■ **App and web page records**
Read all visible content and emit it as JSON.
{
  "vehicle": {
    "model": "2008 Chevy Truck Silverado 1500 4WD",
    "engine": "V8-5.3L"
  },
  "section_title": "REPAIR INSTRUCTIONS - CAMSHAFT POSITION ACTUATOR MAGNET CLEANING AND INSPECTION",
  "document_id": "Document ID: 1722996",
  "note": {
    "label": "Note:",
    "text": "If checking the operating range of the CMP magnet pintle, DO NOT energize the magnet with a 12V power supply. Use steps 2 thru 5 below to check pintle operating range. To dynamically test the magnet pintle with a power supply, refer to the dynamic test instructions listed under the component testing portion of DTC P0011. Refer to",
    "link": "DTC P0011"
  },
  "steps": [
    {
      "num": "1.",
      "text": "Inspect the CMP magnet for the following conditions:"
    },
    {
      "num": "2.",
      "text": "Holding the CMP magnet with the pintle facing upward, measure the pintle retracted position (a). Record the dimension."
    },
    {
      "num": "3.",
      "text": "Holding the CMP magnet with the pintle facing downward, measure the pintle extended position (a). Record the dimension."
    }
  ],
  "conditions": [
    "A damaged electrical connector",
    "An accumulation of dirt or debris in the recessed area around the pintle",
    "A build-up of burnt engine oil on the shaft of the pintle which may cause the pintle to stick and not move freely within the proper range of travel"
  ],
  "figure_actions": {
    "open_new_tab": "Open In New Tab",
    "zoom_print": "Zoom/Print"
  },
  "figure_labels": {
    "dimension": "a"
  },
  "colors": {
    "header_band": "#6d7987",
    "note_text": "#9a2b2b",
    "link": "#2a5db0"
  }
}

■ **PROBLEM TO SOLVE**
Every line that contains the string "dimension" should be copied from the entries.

■ **TASK OUTPUT**
      "text": "Holding the CMP magnet with the pintle facing upward, measure the pintle retracted position (a). Record the dimension."
      "text": "Holding the CMP magnet with the pintle facing downward, measure the pintle extended position (a). Record the dimension."
    "dimension": "a"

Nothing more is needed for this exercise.